Both Frank Thomas and Blaine Gibson are credited in the draft, so I'm not sure who actually animated this walk. I might be tempted to give Thomas the credit, but Gibson was a sculptor so he undoubtedly had the necessary knowledge.
(This is my first attempt at using video with blogger, so apologies for any problems. I'm using Firefox on an iMac, and I can't figure out how to get this to cycle. Anybody have a suggestion?)
One more note on the pace of walks. The art student and the French girl have dogs that walk at the same rate as they do. The buxom woman is walking on a 10 beat and her dog is walking on a 6 beat. That means that for every three steps the woman takes, the dog takes five, something that takes a fair amount of planning to pull off when they both cover the same distance while walking at different rates. A 10 beat and a 5 beat would have been a lot easier to plan.
We feel we know something about these women purely from their walk cycles. Their designs, postures and paces communicate with very few drawings. In some ways, they are just throw-away gags about how owners resemble their dogs, but the animators' skill level was so high at this point in time that even a throw-away is packed with attitude and information.
Wednesday, April 02, 2008
Look at it this way: money is how we measure value in our society. With media properties, it's often difficult to determine value up front, and if value were determined up front there would be almost nothing put into production in any medium, because full payment of possible value would be almost prohibitive. Look at the money machine STAR WARS turned into; nobody guessed that in advance, which is why it had no notable stars (except for Alec Guinness and Peter Cushing, and neither were exactly the king of Hollywood at the time) and a relatively low production budget.

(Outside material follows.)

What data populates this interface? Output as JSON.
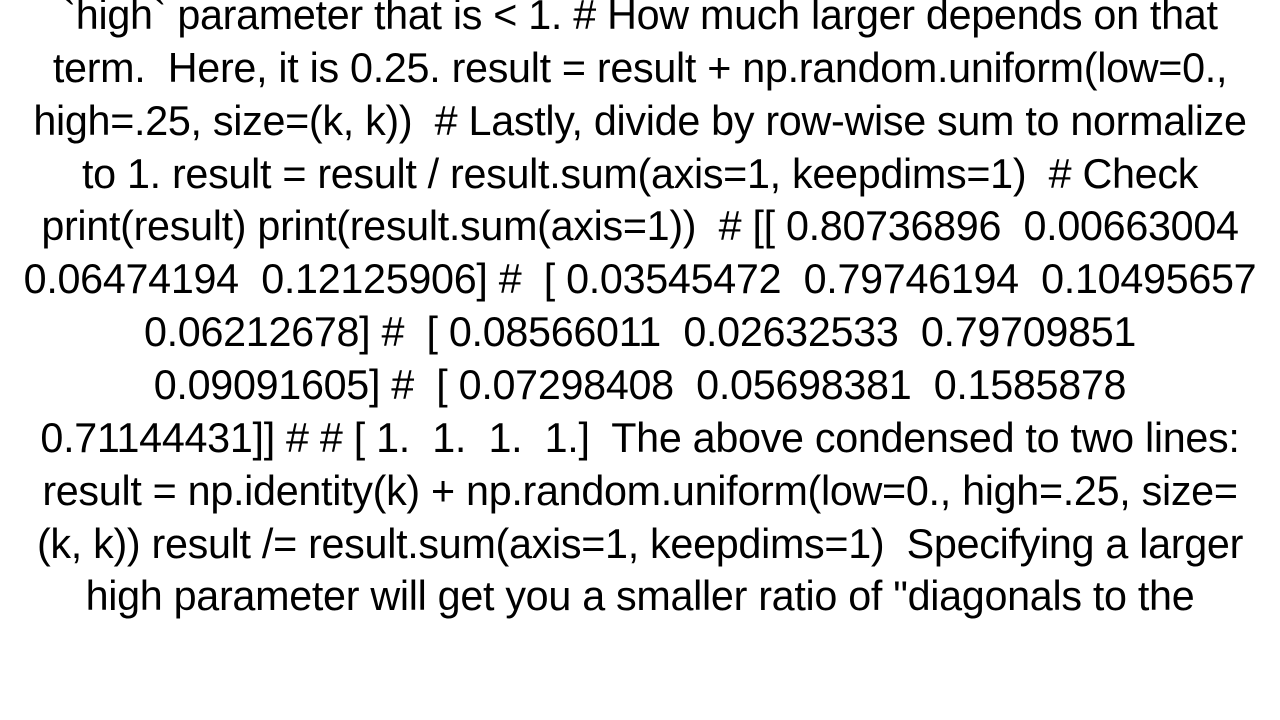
{
  "body": "`high` parameter that is < 1. # How much larger depends on that term.  Here, it is 0.25. result = result + np.random.uniform(low=0., high=.25, size=(k, k))  # Lastly, divide by row-wise sum to normalize to 1. result = result / result.sum(axis=1, keepdims=1)  # Check print(result) print(result.sum(axis=1))  # [[ 0.80736896  0.00663004  0.06474194  0.12125906] #  [ 0.03545472  0.79746194  0.10495657  0.06212678] #  [ 0.08566011  0.02632533  0.79709851  0.09091605] #  [ 0.07298408  0.05698381  0.1585878   0.71144431]] # # [ 1.  1.  1.  1.]  The above condensed to two lines: result = np.identity(k) + np.random.uniform(low=0., high=.25, size=(k, k)) result /= result.sum(axis=1, keepdims=1)  Specifying a larger high parameter will get you a smaller ratio of \"diagonals to the"
}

If George Lucas had known what revenues the property would eventually generate and had asked for all those up front, it never would have gotten made because no one could have afforded to meet the price.
So in media the initial payment isn't the total payment (though it sometimes ends up that way), it's the down payment. Publishers and producers don't "buy" properties so much as place their bets; they secure the cooperation of talent. "Value" isn't determined in advance, but as it accrues, and as the established value of a property increases, so does the amount paid to those who generate it, according to whatever contract is in place. There is the common belief, for whatever reason, that the publisher/producer is the one taking the risk and therefore the rightful end point of all profits. But by choosing to work with them, and the operations they represent, we take a risk too. We are risking that they will make the right decisions along the way to public release, that they will be able to intelligently and fully exploit the property for the fullest short-and-long term profitability. And you know what? More often than not, they don't, even though that's their job.
Tuesday, April 01, 2008
Barrier: Just when did you become a director at Warners?The above quote comes from Mike Barrier's interview with Bob Clampett from Funnyworld #12. On Wednesday, April 2, at 7:15 a.m. Eastern time, Turner Classic Movies will be running When's Your Birthday? and I'm looking forward to seeing it for the first time.
Clampett: At the end of 1936. Leon gave me a color cartoon sequence in a Joe E. Brown feature picture called When's Your Birthday? It featured all the signs of the zodiac as cartoon characters.